As discussed earlier, if a lien is withdrawn, it should not be reflected on your credit report. If, the credit bureaus are still reporting it on your credit, you may dispute it online or with a letter. I would probably send a copy of any notices proving the release if you send your dispute by mail.

As always, if you have any questions or comments. Please feel free to leave them below. I will always try and find the best answers possibly for you back tax issues.

How to Get a State Tax Lien Off My Credit Reports?

I received the following email last night from a Twitter follower, @johnulzheimer. “Hi John, Today I was notified by my credit monitoring service that the credit bureaus picked up a county-recorded State Tax Lien placed on me in 2/13. I had an outstanding $1,750 for 2012. I had no idea it was still outstanding. I had moved residences last December and received no notification via mail or via phone.

Do you have a state tax lien that needs to be removed? Click here to see your updated credit report and score.

The only reason I even knew about the Lien/Levy was because in 2/13, my bank account was emptied. When I called to report what I thought was fraud, they informed me that the state took it. I called the state immediately and paid them the outstanding owed tax the next day. The lien was immediately released (emphasis added because it’s important), and I was told “nothing was being reported to the credit bureaus.” I thought the whole matter was closed.

I was wrong. Apparently the lien WAS filed with the county and it just showed up at the bureaus (literally today 6/4/13). And now I have this horrific mark on my credit bureau reports and my score had dropped through the floor simply because I had no idea I owed them money. And so little. This is so frustrating. What can I do about getting this withdrawn from the reports?”

ANSWER: The IRS and state level tax authorities don’t report liens to the credit bureaus so what they told you about not reporting it is correct. The reason they show up on credit reports is because they are public records and the credit bureaus go get them.

Do you have a state tax lien that needs to be removed? Click here to see your updated credit report and score.

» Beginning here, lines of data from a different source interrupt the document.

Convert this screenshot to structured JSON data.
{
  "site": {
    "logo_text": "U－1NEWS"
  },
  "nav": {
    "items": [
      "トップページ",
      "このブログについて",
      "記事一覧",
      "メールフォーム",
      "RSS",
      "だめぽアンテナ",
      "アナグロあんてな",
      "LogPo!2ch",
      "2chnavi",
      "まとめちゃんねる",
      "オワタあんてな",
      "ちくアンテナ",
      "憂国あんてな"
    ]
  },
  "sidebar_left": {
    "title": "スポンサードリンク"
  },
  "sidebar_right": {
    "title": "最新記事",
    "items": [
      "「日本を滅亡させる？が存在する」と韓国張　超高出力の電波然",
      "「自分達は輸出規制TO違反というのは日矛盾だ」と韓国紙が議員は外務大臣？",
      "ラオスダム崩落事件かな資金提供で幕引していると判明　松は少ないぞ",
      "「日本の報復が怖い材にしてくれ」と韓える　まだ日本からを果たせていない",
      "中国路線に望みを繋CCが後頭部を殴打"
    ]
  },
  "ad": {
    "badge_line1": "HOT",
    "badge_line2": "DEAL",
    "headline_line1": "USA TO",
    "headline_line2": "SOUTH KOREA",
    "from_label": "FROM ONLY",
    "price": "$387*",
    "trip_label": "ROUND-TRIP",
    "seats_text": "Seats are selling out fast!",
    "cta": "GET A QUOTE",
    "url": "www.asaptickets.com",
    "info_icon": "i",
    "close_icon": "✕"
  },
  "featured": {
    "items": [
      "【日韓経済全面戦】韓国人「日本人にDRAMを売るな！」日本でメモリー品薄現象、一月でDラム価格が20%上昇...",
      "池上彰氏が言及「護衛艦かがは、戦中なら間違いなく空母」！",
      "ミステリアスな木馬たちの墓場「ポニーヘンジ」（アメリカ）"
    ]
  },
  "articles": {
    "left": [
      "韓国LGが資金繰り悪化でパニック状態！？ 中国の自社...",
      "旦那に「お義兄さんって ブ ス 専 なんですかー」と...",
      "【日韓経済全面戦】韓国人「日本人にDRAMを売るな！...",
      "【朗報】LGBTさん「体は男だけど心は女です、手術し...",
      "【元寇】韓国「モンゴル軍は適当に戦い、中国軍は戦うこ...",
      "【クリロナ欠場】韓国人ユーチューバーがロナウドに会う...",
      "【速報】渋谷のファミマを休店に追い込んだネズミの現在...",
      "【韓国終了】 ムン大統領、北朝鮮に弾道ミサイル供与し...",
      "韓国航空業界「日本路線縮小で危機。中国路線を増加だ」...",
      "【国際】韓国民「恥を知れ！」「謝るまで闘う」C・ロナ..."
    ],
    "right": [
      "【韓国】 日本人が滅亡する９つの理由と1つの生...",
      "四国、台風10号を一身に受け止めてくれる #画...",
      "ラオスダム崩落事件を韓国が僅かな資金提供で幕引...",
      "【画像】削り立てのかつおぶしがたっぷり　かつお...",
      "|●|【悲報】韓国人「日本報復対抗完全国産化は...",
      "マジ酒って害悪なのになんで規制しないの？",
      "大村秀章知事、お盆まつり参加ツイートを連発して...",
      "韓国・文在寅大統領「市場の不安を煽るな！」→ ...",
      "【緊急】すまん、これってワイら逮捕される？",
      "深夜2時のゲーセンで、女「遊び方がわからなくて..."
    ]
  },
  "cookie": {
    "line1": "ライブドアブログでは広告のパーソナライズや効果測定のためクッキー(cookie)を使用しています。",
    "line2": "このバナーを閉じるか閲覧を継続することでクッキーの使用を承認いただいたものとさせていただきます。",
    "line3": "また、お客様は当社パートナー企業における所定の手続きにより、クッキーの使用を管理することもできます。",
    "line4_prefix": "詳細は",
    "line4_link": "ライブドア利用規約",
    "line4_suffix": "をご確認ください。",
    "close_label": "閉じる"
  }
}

If it has been released the bureaus won’t remove it. It has to be “withdrawn.” You’ll have to go back to the state and ask them if they have a process for withdrawing tax liens that are paid in full, rather than just releasing them. Withdrawn liens will be removed from credit reports by the bureaus. They don’t maintain withdrawn liens.